What a fun Friday! A radio interview and book signing doubled the fun during my local launch of two new books. Between 10:15 and 10:45 yesterday (December 19), Patricia interviewed me on the local Christian radio station, KCWN 99.9. After that, I signed books during the station’s Christmas open house until 1:00. I want to thank General Manager, Bev De Vries, and DJ Patricia for their gracious hospitality. The station’s facility is decorated beautifully, and entering it feels like stepping into a welcoming home.
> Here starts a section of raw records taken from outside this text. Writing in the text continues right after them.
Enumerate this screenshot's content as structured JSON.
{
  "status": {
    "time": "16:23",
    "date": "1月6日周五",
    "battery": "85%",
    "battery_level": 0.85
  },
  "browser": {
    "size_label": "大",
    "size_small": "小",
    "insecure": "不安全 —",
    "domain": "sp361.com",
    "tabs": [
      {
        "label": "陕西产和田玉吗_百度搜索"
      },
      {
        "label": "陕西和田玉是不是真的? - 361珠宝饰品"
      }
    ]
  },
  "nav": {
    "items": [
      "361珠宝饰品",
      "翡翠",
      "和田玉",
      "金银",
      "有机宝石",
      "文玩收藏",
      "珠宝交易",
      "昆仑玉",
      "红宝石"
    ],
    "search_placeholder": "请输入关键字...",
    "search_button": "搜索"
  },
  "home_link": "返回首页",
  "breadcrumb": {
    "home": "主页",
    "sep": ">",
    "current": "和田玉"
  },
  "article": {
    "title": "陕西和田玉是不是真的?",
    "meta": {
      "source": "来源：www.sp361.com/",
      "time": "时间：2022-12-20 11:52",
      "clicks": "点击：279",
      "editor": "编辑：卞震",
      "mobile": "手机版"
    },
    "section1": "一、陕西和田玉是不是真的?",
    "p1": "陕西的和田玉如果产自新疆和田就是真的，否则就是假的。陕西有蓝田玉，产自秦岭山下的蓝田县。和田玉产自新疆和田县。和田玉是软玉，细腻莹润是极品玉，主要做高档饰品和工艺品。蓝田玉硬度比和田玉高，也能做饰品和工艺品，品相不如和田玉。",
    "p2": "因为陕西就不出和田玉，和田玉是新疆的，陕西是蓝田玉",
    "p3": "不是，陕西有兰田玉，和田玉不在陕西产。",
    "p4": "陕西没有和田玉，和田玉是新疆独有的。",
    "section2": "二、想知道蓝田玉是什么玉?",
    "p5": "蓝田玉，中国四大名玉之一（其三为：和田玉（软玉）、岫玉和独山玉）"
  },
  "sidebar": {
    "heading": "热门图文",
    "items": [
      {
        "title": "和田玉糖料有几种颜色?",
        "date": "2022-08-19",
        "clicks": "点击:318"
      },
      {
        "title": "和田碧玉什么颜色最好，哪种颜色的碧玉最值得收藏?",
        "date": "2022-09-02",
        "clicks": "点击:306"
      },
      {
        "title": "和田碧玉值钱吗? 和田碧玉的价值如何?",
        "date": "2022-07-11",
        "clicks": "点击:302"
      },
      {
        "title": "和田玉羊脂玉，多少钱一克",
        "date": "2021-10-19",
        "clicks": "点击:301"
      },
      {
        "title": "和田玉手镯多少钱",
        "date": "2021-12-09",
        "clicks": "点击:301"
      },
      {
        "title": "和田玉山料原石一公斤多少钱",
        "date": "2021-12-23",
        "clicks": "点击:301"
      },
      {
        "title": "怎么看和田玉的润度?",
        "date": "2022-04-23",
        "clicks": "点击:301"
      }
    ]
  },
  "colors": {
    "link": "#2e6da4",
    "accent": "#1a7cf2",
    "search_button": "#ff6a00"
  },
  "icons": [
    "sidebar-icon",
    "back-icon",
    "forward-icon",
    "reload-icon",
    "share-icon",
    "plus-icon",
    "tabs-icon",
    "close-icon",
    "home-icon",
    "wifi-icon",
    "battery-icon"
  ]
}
Patricia made the interview completely painless. In fact, it was a lot of fun. Growing up as the middle child in a pastor’s family, she felt a lot of affinity for my book-boy Matthew. Talking about him and the problems he faces in Matthew Muddles Through was a hoot. She shared her enthusiasm for the story with listeners.
We then discussed my other new release, Discovering Delight: 31 Meditations on Loving God’s Law. She described it as going “deep” and we talked about the writing style, which Aimee Byrd called “a commendable style of commentary meets personal devotion.” Patricia and I also spoke briefly about Little One Lost: Living with Early Infant Loss and A Month of Sundays: 31 Meditations on Loving God’s Law. Before I went off the air, I had the opportunity to share my excitement about my current memoir collaboration project with Uriah Courtney, who was recently exonerated after more than eight years of wrongful incarceration.
Book signings are always enjoyable. It’s great to meet new friends and experience the support of existing ones. The best kind of book signings are when a steady stream of people comes in and I have time to speak to each person individually. And this was one of those signings with wonderful opportunities to talk to individuals, including some people I hadn’t seen for years.
This Friday, Lord willing, I’ll be interviewed by Patricia on KCWN 99.9 FM and will be signing books during the station’s Christmas Open House from 11:00 to 1:00. The station is located at 304 Oskaloosa St. in Pella. Local people, come over between 11:00 and 1:00 for some cookies and conversation!
And if you’re still looking for Christmas gifts, you can’t go wrong by giving someone an opportunity to dig into God’s Word. Copies of my new devotional, Discovering Delight: 31 Meditations on Loving God’s Law will be available for $10.
Searching for a gift for a middle grade reader, aged 8 to 12? Why not foster their reading skills with a novel that conveys truth in an engaging story? Matthew Muddles Through is about an ordinary but imaginative kid, the middle child in a minister’s family, who faces trouble on every side. Matthew’s humor and imagination help him cope with his problems, and in the process he learns more about loving others and trusting God. Copies of this juvenile fiction novel, the first is a series of three, will be available on Friday for $10.
I’ll also have available copies of A Month of Sundays: 31 Meditations on Resting in God and Little One Lost: Living with Early Infant Loss for $10 each. One fortunate person will be able to purchase my singular copy of Not My Own: Discovering God’s Comfort in the Heidelberg Catechism for $15. This is the first volume of the popular Life in Christ catechism curriculum, which has sold in several countries and is being translated into eight languages.
Save shipping! Buy any of these books on Friday and the author will be happy to sign them for you.
Those of you who don’t live nearby may be interested to know that I’m scheduled to be interviewed on the Janet Meffert Show on Monday, December 20, at 2:30 Central time. You can listen online at the show’s website.
I am reading Matthew Muddles Through to my nine-year-old and seven-year-old every evening before bed. They are just LOVING it. Every night I hear, ‘Please! Another chapter, Mom. Pretty, pretty please?’
It’s so great to hear of kids enjoying Matthew’s story. What an encouragement!
And it’s not too late to order copies for the kids on your list.